The Texas Organ Sharing Alliance plans to build a headquarters in the medical center.
The Texas Organ Sharing Alliance plans to build a $10 million headquarters at the medical center. Credit: Courtesy / Texas Organ Sharing Alliance

The Texas Organ Sharing Alliance, which helps procure organs for transplantation and advocates for organ donation, announced plans to build a new $10 million, 27,500-square-foot headquarters in the South Texas Medical Center to accommodate its growth.

One of 58 federally designated organ procurement organizations in the nation, the alliance serves Central and South Texas, working with donor families and organ recipients, encouraging registration for organ donation, and hosting events that connect donors and recipients. The alliance currently leases 10,000 square feet of space at the Cox Radio Building near the medical center.

“We work with [families of the deceased] about the potential for organ donation if the individual didn’t sign themselves up to be a donor,” said Edwina Garza, communications coordinator for the alliance’s southern region. “It’s rewarding to be able to work with families who are grieving, to be able to give them that chance,” Garza said, to “have something good come out of a difficult situation.”

More than 11 million Texans are registered organ donors, according to Donate Life Texas, the state’s official donor registry.
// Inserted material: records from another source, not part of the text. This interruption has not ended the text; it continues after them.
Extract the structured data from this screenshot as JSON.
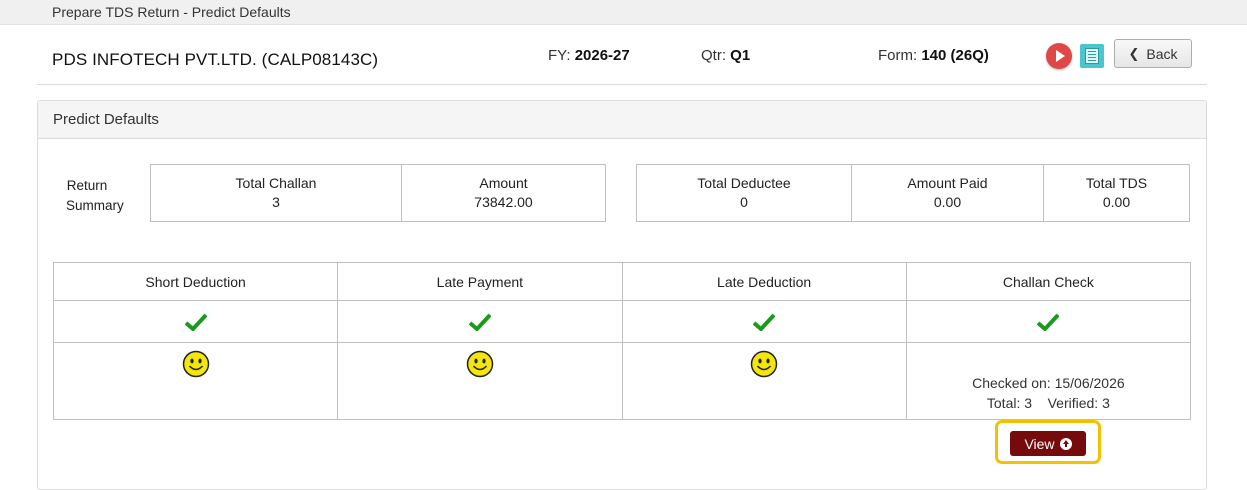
{
  "breadcrumb": "Prepare TDS Return - Predict Defaults",
  "header": {
    "company": "PDS INFOTECH PVT.LTD. (CALP08143C)",
    "fy_label": "FY:",
    "fy_value": "2026-27",
    "qtr_label": "Qtr:",
    "qtr_value": "Q1",
    "form_label": "Form:",
    "form_value": "140 (26Q)",
    "back_label": "Back",
    "icons": [
      "play-icon",
      "calculator-icon",
      "chevron-left-icon"
    ]
  },
  "panel": {
    "title": "Predict Defaults",
    "return_summary_label_1": "Return",
    "return_summary_label_2": "Summary",
    "summary_left": [
      {
        "header": "Total Challan",
        "value": "3"
      },
      {
        "header": "Amount",
        "value": "73842.00"
      }
    ],
    "summary_right": [
      {
        "header": "Total Deductee",
        "value": "0"
      },
      {
        "header": "Amount Paid",
        "value": "0.00"
      },
      {
        "header": "Total TDS",
        "value": "0.00"
      }
    ],
    "checks": [
      {
        "header": "Short Deduction",
        "status_icon": "checkmark-icon",
        "result_icon": "smiley-icon"
      },
      {
        "header": "Late Payment",
        "status_icon": "checkmark-icon",
        "result_icon": "smiley-icon"
      },
      {
        "header": "Late Deduction",
        "status_icon": "checkmark-icon",
        "result_icon": "smiley-icon"
      },
      {
        "header": "Challan Check",
        "status_icon": "checkmark-icon",
        "checked_on": "Checked on: 15/06/2026",
        "totals": "Total: 3    Verified: 3"
      }
    ],
    "view_label": "View"
  },
  "colors": {
    "check_green": "#1a9a1a",
    "smiley_yellow": "#f5e60a",
    "view_button": "#760b0b",
    "highlight": "#f2c200",
    "play_red": "#e04848",
    "calc_teal": "#4bc6cf"
  }
}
Of the people registered, only about 10 percent will end up donating an organ because it depends on the health of an organ when it arrives at a medical facility, Garza said.

“When you talk about death, no one wants to talk about it, but organ donation is another end-of-life discussion,” and not everyone makes those decisions in advance, Garza said.

When Larry Kishur’s son Brian died from a brain aneurysm in 2007, he was not a registered organ donor. Volunteers from the alliance approached the family about donating Brian’s organs.

“It’s kind of a tough decision to make when its thrown on you like that, but we all knew that Brian was a very caring kind of guy,” Kishur said. “He cared about people. We decided organ sharing was the right decision, and he was able to give four gifts of life.”

The Texas Organ Sharing Alliance reports that nearly 80 percent of families approached by the organization consent to donation.

Georgina Ortiz was a 22-year-old college student when she was diagnosed with chronic kidney disease and told she would need a transplant. Unable to find a living donor that was a suitable match for her, Ortiz was put on the organ transplant waiting list, where she remained for seven years, completing dialysis three times a week to keep herself healthy.

“I was really ill, I was losing weight, and I was not energetic. I got on the transplant list right away, but I was nervous during that time,” she said. “You never know if you will get a donor, or if you will get even [sicker]. I just kept waiting, hoping I would get the call.”

On Aug. 12, 2015, Ortiz received that call. She packed her bags, headed to Methodist Transplant and Specialty Hospital, and underwent the seven-hour surgery that gave her a “second chance at life.”

“Now I’m perfectly fine,” Ortiz said. “The doctors said they knew right away that it had worked perfectly.”

Ortiz has not met the family members of the 32-year-old man whose kidney she received, but she knows he was already a registered organ donor at the time of his death. “I wish I could thank his family in person,” Ortiz said.

With the help of the Texas Organ Sharing Alliance, Kishur met a recipient of one of his son’s kidneys, an occasion he described as “the most surreal moment of [his] entire life.”

“When I met her, I asked her where the kidney was, and she pointed, and I asked her if I could touch it and she said yes, that it was on the right side. So I touched the right side of her ribcage and it was like this electric shock,” he said. “My son’s kidney was right there giving life to this lady.”

A rendering showing the Memorial Garden at the Texas Organ Sharing Alliance.
A rendering showing the Memorial Garden at the Texas Organ Sharing Alliance. Credit: Courtesy / Texas Organ Sharing Alliance

Organ donors like Kishur’s son will be honored in a special memorial garden at the Texas Organ Sharing Alliance’s new facility, alliance officials said Thursday. The garden will feature eight trees planted to represent the eight lives a single organ donor can save, with plaques listing donors’ names. The new building, scheduled to be completed in early 2020, also will provide more space for educational and supportive services.

“I think this new building will be a blessing,” Kishur said. “The memorial wall will give me and other families the opportunity to see our loved ones remembered through their name, their date of passing. It will be a place where you can go and reflect on a loved one. That’s going to benefit me and my family.”

Roseanna Garza reports on health and bioscience for the San Antonio Report.